Without expats, Dubai would not be able to achieve what it has in such a short period of time. Now, the UAE government has approved a new visa system designed to attract “geniuses,” or individuals with exceptional ability, across sectors. Sheikh Mohammed, the ruler of Dubai, tweeted, “The UAE is a country of vast opportunity; we aim to provide a tolerant environment that can nurture potential and support outstanding talent.”

Given the recent flurry of initiatives in the realm of science and technology, measures like this highlight the UAE’s current focus on innovation. More importantly, they underscore a commitment to an exchange of ideas and dissemination of knowledge that are foundations of Dubai’s long-term vision and strategy.

This blog post was updated on March 15, 2017

Love It or Hate It, You Cannot Ignore Dubai

When the 2008 financial crisis caught up with Dubai, online British newspaper The Independent published an article called The Dark Side of Dubai. It wasn’t a particularly good piece of writing, but the author was unequivocal. “Once the manic burst of building has stopped and the whirlwind has slowed, the secrets of Dubai are slowly seeping out. This is a city built from nothing in just a few wild decades on credit and ecocide, suppression and slavery. Dubai is a living metaphor for the neo-liberal globalised world that may be crashing – at last – into history.”

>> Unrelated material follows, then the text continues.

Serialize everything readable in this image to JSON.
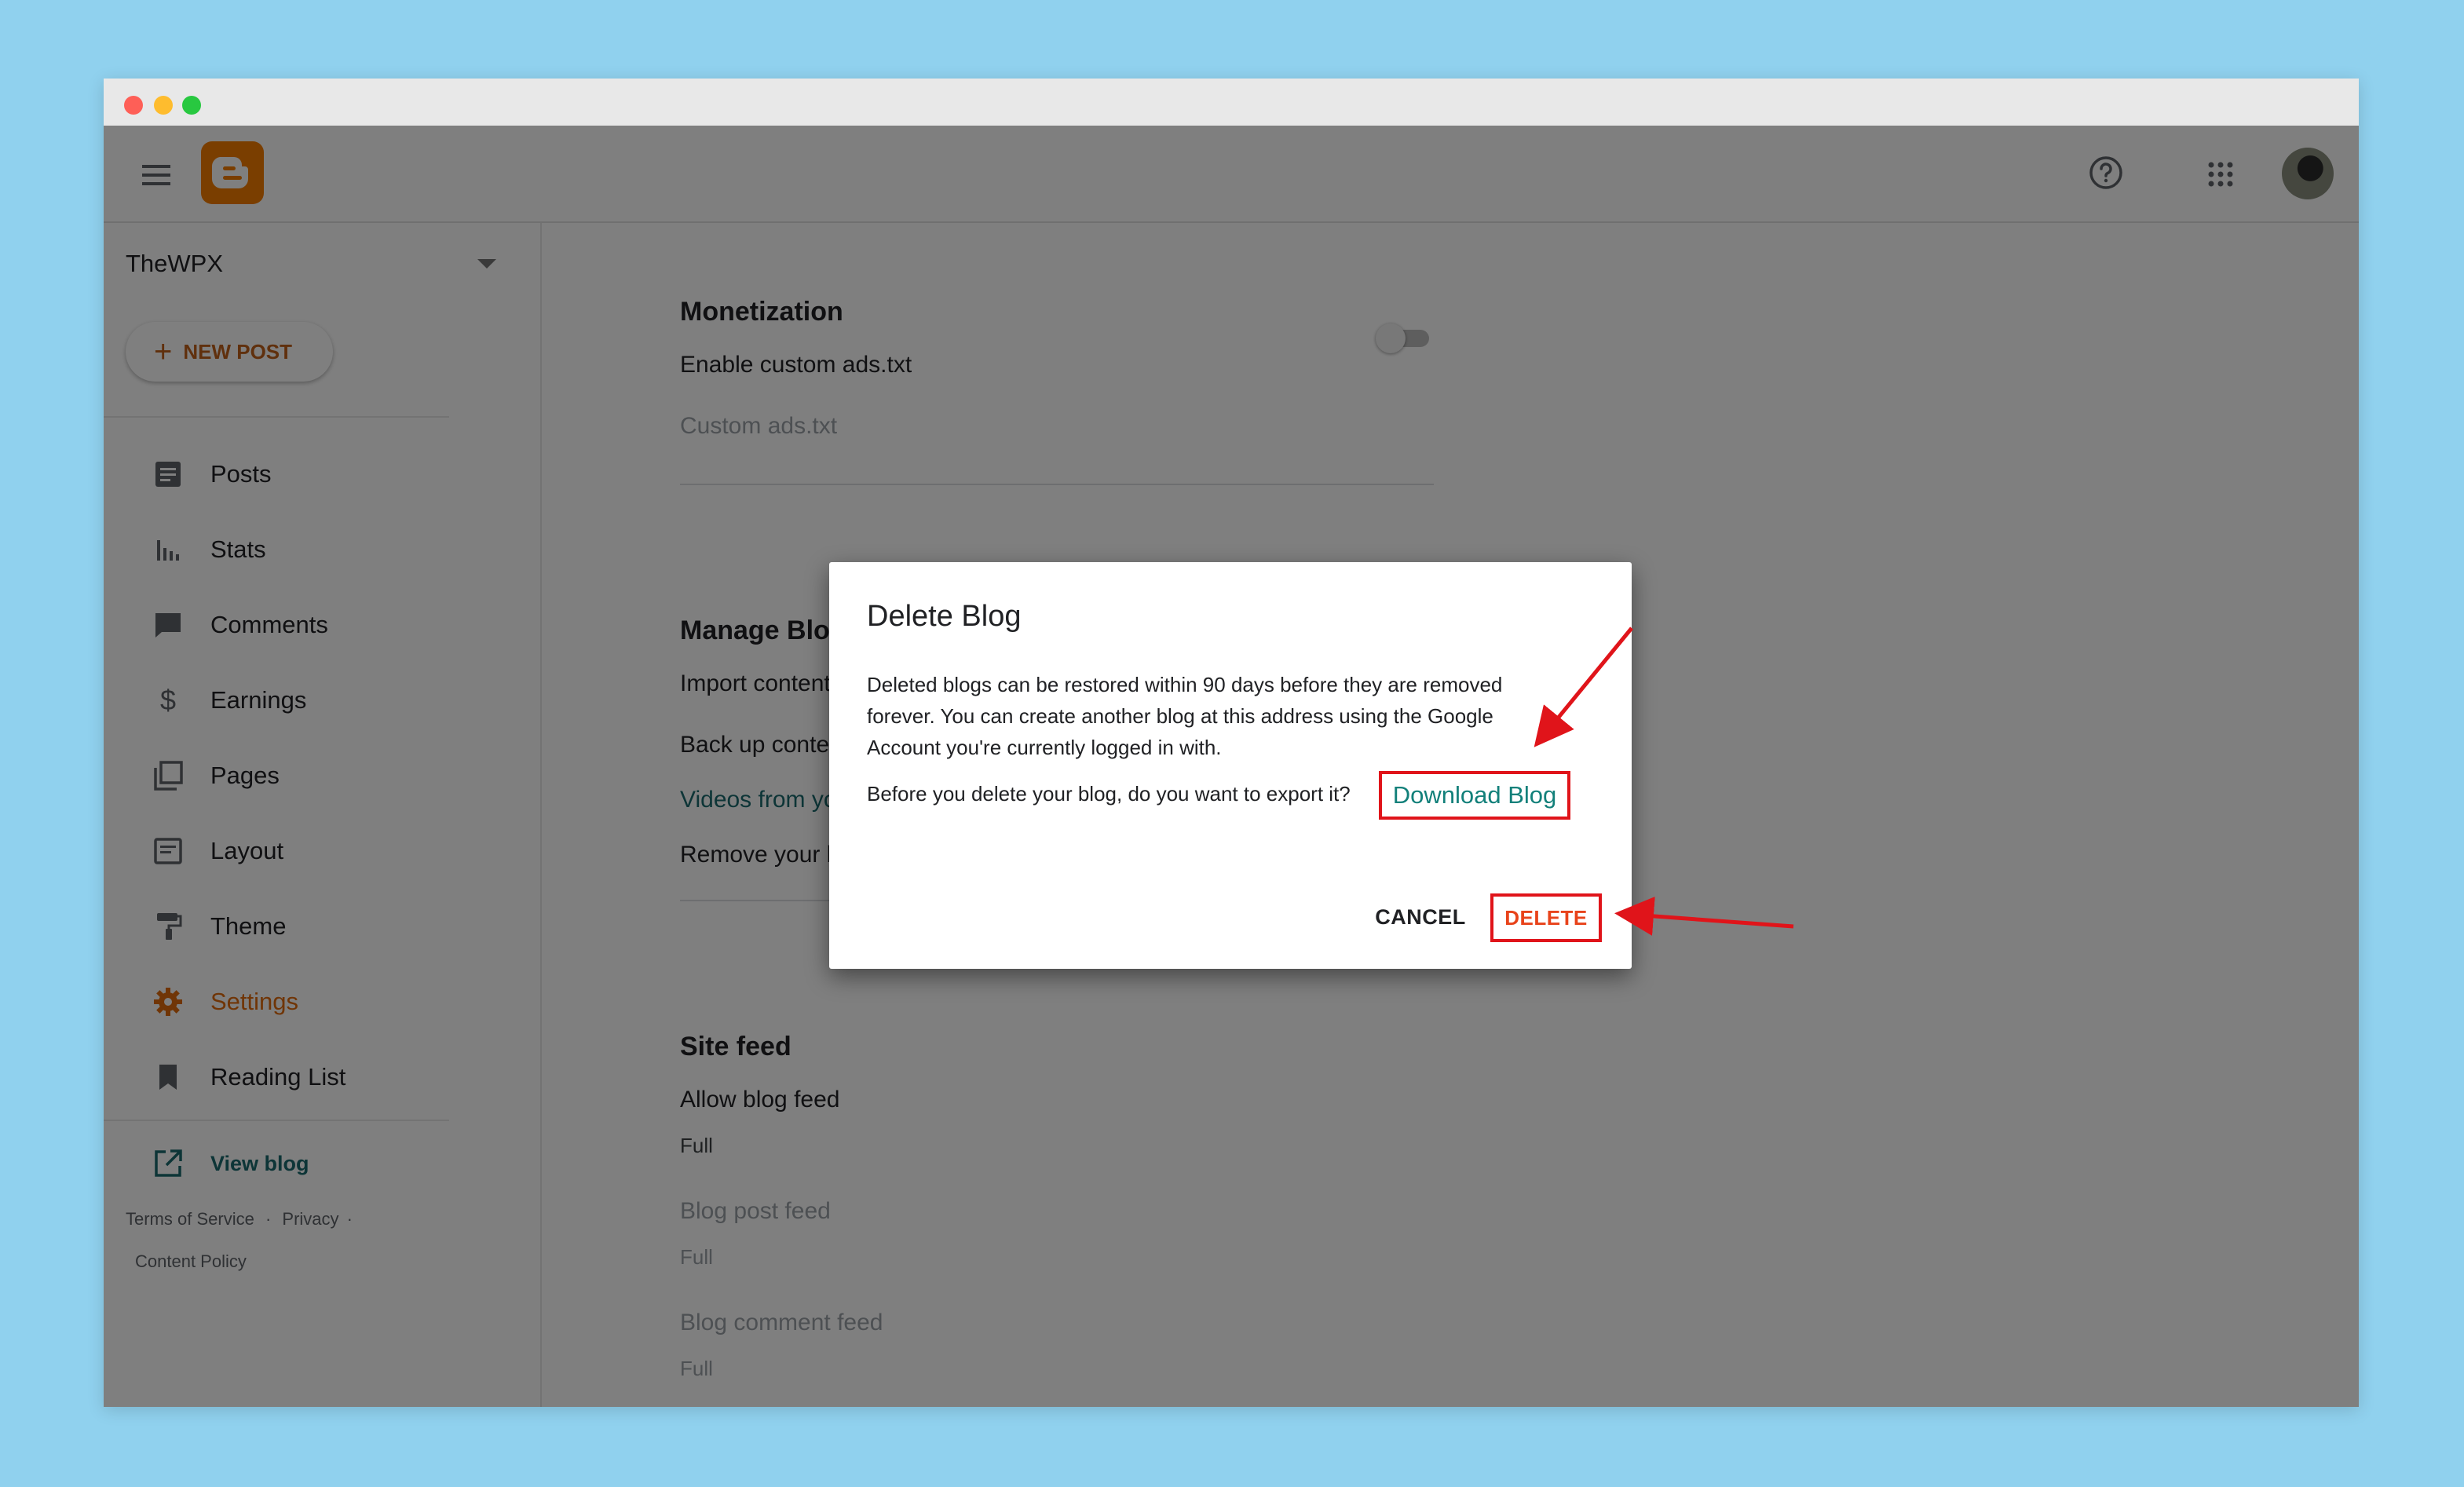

In March 2011, a writer named A.A. Gill at Vanity Fair magazine hit even harder. Perhaps because it was Vanity Fair, or because the article was so scathing, so well written, the impact was far greater. Dubai on Empty elicited a response from Najla Al Awadhi, a prominent member of parliament, who encouraged readers to voice their anger at what many considered a one-sided, hate-filled view of their city. Gill had recycled many of the same cliches that have come to be associated with the emirate. “The only way to make sense of Dubai is to never forget that it isn’t real,” he wrote.

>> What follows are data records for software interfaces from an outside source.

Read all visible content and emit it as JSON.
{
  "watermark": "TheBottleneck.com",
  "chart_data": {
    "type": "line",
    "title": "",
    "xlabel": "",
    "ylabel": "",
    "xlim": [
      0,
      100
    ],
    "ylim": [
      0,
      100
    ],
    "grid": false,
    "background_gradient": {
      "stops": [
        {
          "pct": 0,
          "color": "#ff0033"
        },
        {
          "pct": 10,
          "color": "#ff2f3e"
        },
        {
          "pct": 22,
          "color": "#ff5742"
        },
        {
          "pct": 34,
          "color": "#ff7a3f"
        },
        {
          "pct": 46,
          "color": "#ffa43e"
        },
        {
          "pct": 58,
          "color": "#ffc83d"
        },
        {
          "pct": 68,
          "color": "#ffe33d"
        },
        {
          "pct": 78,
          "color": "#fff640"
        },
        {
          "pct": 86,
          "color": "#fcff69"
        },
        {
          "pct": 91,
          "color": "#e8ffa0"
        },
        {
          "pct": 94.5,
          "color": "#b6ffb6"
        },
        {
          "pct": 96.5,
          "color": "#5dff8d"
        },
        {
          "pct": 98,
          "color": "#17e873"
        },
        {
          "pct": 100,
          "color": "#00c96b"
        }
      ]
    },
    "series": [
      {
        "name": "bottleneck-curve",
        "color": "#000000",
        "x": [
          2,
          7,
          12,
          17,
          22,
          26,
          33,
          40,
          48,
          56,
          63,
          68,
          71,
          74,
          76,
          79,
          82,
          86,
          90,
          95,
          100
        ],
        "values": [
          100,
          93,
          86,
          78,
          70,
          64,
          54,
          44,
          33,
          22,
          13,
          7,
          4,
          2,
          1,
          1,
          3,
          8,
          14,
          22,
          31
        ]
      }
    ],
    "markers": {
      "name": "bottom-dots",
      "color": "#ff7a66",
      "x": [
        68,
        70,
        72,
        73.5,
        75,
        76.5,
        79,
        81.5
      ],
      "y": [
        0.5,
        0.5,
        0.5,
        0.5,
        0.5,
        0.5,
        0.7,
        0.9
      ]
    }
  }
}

A man bicycles on the bridge over the new Dubai Water Canal, a man-made waterway comprising of luxury housing, 450 restaurants, 4 hotels and a shopping center
Tales of Dubai’s doom and gloom are punctuated with stories of extravagance. While attending a wedding in Boston some years ago, a fellow party goer asked me if it was true people paid 1 million dollars for a license plate in the Emirates. Actually, no. A young Emirati man had just spent USD 14 million at a charity auction for a license plate with the number 1. Combined with viral social media stories about the world’s most expensive cupcake, a USD 11 million christmas tree, and Dubai Police’s expanding fleet of super cars, many assume this is the exclusive enclave of multimillionaires.

Once in a while, the pendulum swings the other way. Elizabeth MacBride of Forbes Magazine penned a compelling piece last year titled Nine Reasons Dubai Could Be The Most Important City of the 21st Century. She explains how “Dubai has invented itself as bigger than any of those narrow identities. It is emerging as a global city, and possibly the emerging markets capital of the world.” She cites a January 2015 Brookings Institute report which puts Dubai as one of the five fastest-growing metropolitan areas.

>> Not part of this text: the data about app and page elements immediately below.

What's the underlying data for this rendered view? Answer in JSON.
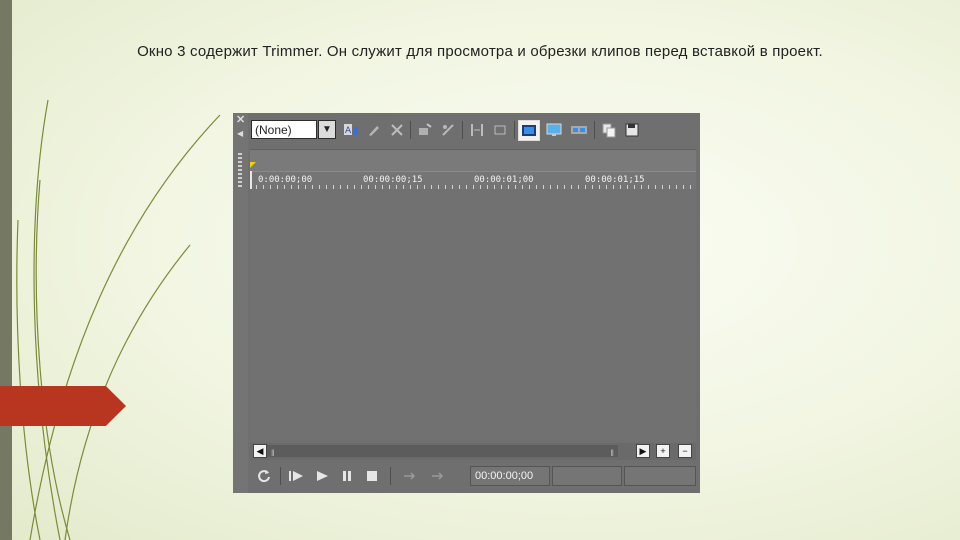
{
  "slide": {
    "heading": "Окно 3 содержит Trimmer. Он служит для просмотра и обрезки клипов перед вставкой в проект."
  },
  "trimmer": {
    "dropdown_value": "(None)",
    "toolbar_icons": [
      "auto-preview-icon",
      "pencil-icon",
      "delete-icon",
      "add-to-timeline-icon",
      "split-icon",
      "trim-left-icon",
      "trim-region-icon",
      "show-video-icon",
      "monitor-icon",
      "filmstrip-icon",
      "copy-icon",
      "save-icon"
    ],
    "ruler_timecodes": [
      "0:00:00;00",
      "00:00:00;15",
      "00:00:01;00",
      "00:00:01;15"
    ],
    "current_timecode": "00:00:00;00",
    "colors": {
      "panel": "#6f6f6f",
      "accent_marker": "#f1d000",
      "tab_red": "#b8361f"
    }
  }
}
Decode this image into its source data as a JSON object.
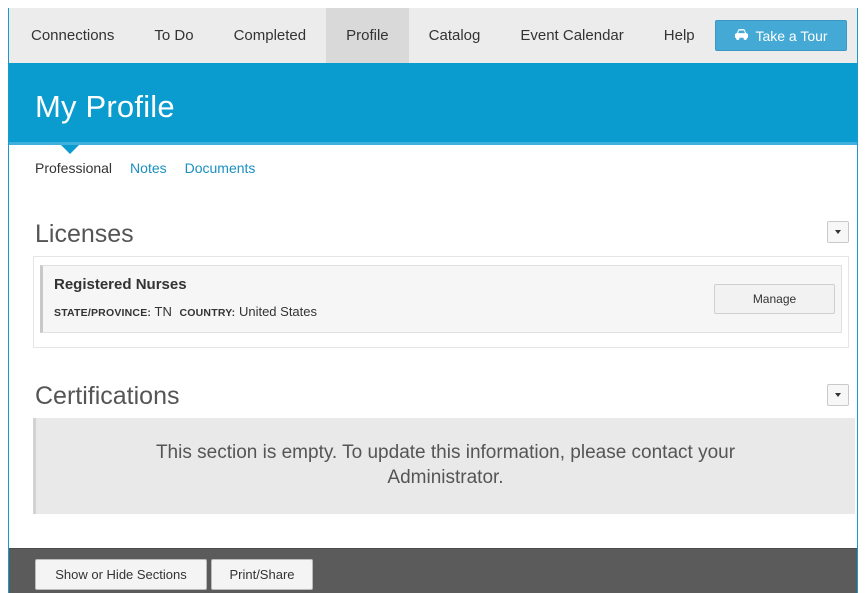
{
  "nav": {
    "items": [
      {
        "label": "Connections",
        "active": false
      },
      {
        "label": "To Do",
        "active": false
      },
      {
        "label": "Completed",
        "active": false
      },
      {
        "label": "Profile",
        "active": true
      },
      {
        "label": "Catalog",
        "active": false
      },
      {
        "label": "Event Calendar",
        "active": false
      },
      {
        "label": "Help",
        "active": false
      }
    ],
    "tour_label": "Take a Tour",
    "tour_icon": "car-icon"
  },
  "header": {
    "title": "My Profile"
  },
  "subtabs": [
    {
      "label": "Professional",
      "active": true
    },
    {
      "label": "Notes",
      "active": false
    },
    {
      "label": "Documents",
      "active": false
    }
  ],
  "licenses": {
    "title": "Licenses",
    "items": [
      {
        "name": "Registered Nurses",
        "state_label": "STATE/PROVINCE:",
        "state_value": "TN",
        "country_label": "COUNTRY:",
        "country_value": "United States",
        "action_label": "Manage"
      }
    ]
  },
  "certifications": {
    "title": "Certifications",
    "empty_message": "This section is empty. To update this information, please contact your Administrator."
  },
  "footer": {
    "show_hide_label": "Show or Hide Sections",
    "print_share_label": "Print/Share"
  },
  "colors": {
    "brand_blue": "#0a9ccf",
    "button_blue": "#45a9d6",
    "link_blue": "#1a8fc2",
    "footer_gray": "#5b5b5b"
  }
}
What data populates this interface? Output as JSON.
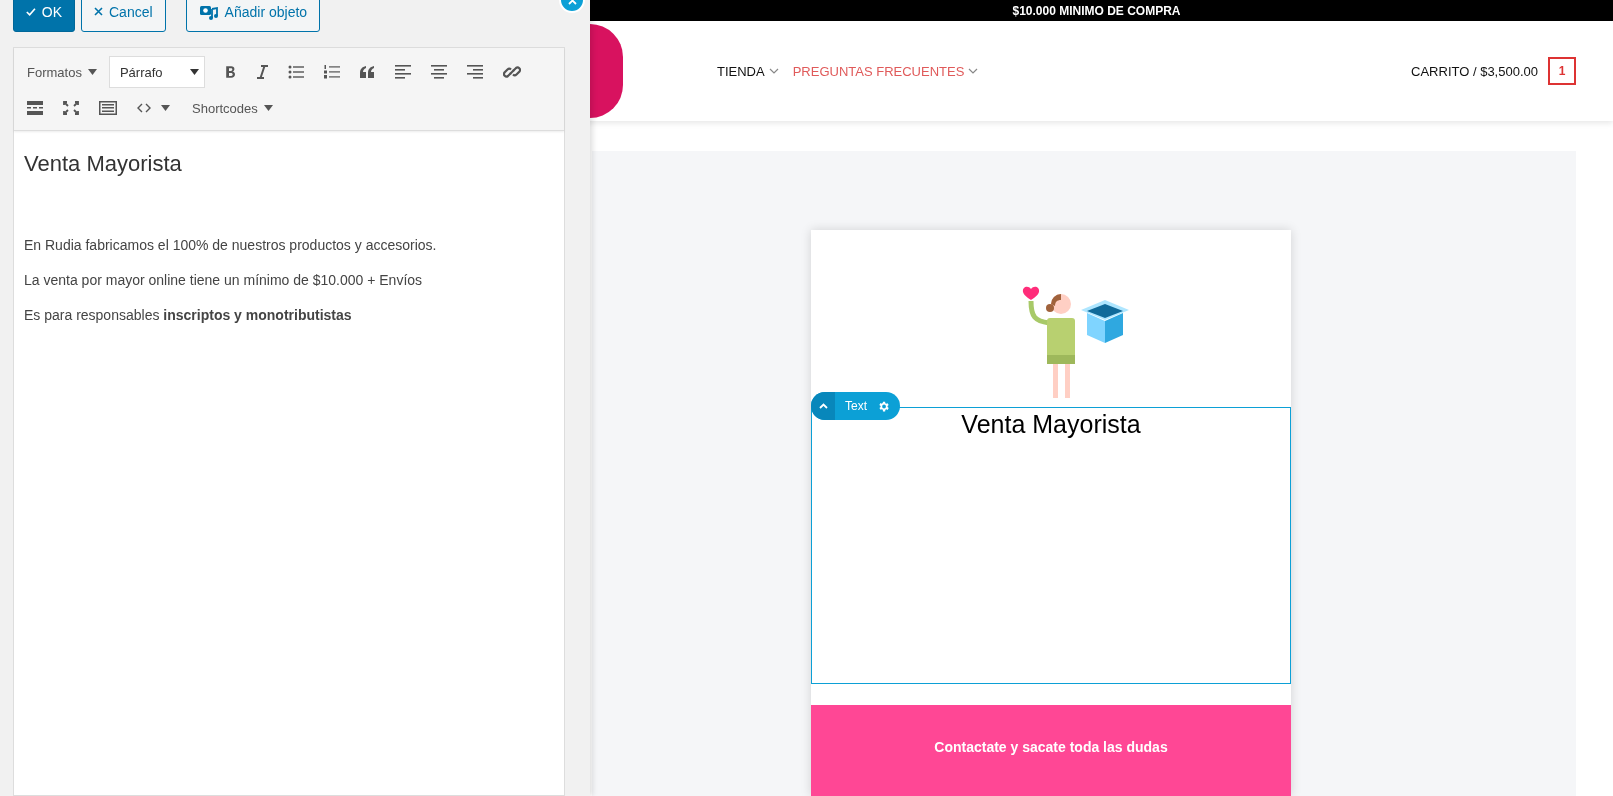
{
  "editor_panel": {
    "buttons": [
      {
        "label": "OK",
        "kind": "primary"
      },
      {
        "label": "Cancel",
        "kind": "cancel"
      },
      {
        "label": "Añadir objeto",
        "kind": "media"
      }
    ],
    "toolbar": {
      "formats": "Formatos",
      "paragraph_select": {
        "value": "Párrafo"
      },
      "shortcodes": "Shortcodes"
    },
    "content": {
      "heading": "Venta Mayorista",
      "paragraphs": [
        "En Rudia fabricamos el 100% de nuestros productos y accesorios.",
        "La venta por mayor online tiene un mínimo de $10.000 + Envíos",
        "Es para responsables **inscriptos y monotributistas**"
      ]
    }
  },
  "site": {
    "announcement": "$10.000 MINIMO DE COMPRA",
    "nav": [
      {
        "label": "TIENDA",
        "selected": false
      },
      {
        "label": "PREGUNTAS FRECUENTES",
        "selected": true
      }
    ],
    "cart": {
      "label": "CARRITO / $3,500.00",
      "count": "1"
    },
    "widget_toolbar": {
      "label": "Text"
    },
    "card_heading": "Venta Mayorista",
    "banner": "Contactate y sacate toda las dudas"
  }
}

Yes, there is staggering wealth. There is rapid development and unbridled ambition. There are problems unique to Dubai, and others common to big cities. There are also 8 migrant workers who have built this city. You see them, but you don’t hear much from them. What Dubai is raises a complex question to a fast moving and rapidly changing 21st century city.

But reporting on Dubai does not reflect understanding of this complexity. In fact, it is oversimplified and outdated. As McBride rightly points out, the story of Dubai is the story of immigrants. In many ways, Dubai now resembles New York at the turn of the 20th century. Instead of investigating this constantly shifting and multidimensional narrative, too many continue to reduce it to a caricature of clueless Arab rulers hell bent on tyranny and delirious with oil wealth. Much of this is deliberate, and derogatory.

The current state of international affairs emboldens the Gills of the world to wilfully ignore the diversity of stories in Dubai and offer dangerous stereotypes instead. Regardless of how you feel, Dubai is a world-class city, and it is moving forward. Writers covering it need to examine their own bias and keep up with Dubai, or risk getting left behind.